» Work item
Where in the records does the word "JSON" appear? Copy each line that holds it.

Task material START

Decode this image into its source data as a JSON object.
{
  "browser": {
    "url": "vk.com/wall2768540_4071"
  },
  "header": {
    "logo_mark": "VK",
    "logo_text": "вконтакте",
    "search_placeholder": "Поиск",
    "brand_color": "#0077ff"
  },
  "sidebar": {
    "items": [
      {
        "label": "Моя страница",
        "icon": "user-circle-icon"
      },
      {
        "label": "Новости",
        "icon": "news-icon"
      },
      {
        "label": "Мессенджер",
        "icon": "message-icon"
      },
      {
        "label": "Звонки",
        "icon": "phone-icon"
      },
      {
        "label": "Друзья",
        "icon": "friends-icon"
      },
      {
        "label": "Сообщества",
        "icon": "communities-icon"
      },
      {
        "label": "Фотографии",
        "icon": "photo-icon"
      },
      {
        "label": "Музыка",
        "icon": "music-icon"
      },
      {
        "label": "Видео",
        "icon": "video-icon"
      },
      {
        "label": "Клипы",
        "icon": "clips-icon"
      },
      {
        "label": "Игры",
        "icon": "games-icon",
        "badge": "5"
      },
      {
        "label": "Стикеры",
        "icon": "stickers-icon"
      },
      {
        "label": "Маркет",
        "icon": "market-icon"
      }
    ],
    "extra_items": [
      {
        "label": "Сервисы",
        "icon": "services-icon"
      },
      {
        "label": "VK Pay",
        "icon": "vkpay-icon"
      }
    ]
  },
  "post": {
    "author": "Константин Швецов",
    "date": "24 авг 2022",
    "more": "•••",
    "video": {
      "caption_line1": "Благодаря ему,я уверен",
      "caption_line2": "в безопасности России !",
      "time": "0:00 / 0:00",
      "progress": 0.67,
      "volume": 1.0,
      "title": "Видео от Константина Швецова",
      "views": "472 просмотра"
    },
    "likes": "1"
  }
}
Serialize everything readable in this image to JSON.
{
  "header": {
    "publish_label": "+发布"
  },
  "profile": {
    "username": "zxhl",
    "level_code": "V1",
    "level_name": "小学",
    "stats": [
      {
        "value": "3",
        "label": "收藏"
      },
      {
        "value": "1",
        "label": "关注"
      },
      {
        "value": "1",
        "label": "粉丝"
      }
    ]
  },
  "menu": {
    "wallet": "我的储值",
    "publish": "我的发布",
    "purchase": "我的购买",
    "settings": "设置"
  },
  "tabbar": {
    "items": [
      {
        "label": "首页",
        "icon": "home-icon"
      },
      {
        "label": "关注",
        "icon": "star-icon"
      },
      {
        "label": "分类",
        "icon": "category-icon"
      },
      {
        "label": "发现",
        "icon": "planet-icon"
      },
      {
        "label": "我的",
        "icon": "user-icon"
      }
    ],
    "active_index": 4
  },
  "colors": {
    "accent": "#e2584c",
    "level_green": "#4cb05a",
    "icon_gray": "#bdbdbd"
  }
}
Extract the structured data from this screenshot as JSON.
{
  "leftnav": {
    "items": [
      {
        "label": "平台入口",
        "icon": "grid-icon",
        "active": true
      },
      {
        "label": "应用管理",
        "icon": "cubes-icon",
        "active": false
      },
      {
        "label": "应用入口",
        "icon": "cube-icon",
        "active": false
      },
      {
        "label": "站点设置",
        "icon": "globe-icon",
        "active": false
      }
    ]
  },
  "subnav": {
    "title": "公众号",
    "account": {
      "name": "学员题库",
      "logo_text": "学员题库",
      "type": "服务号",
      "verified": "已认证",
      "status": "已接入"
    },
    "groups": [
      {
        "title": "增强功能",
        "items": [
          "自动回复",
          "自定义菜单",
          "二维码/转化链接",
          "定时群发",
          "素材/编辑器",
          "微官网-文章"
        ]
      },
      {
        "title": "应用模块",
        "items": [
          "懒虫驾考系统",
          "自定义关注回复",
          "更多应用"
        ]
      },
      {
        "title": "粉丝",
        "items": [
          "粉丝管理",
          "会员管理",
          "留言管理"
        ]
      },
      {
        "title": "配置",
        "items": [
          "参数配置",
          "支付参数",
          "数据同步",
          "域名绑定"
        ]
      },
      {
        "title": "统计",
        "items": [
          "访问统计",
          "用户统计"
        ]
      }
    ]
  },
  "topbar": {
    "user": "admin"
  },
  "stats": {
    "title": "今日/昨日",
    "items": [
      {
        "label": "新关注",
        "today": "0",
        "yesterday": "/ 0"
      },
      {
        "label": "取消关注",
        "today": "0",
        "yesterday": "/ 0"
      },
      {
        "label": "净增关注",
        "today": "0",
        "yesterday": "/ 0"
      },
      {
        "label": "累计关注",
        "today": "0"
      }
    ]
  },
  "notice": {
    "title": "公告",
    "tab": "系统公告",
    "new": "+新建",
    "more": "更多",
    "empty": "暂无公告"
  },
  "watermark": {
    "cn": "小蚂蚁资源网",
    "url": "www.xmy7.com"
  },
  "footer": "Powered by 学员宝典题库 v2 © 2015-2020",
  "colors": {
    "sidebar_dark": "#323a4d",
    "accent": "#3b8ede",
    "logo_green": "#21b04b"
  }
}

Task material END

» Solution
Decode this image into its source data as a JSON object.
Serialize everything readable in this image to JSON.
Extract the structured data from this screenshot as JSON.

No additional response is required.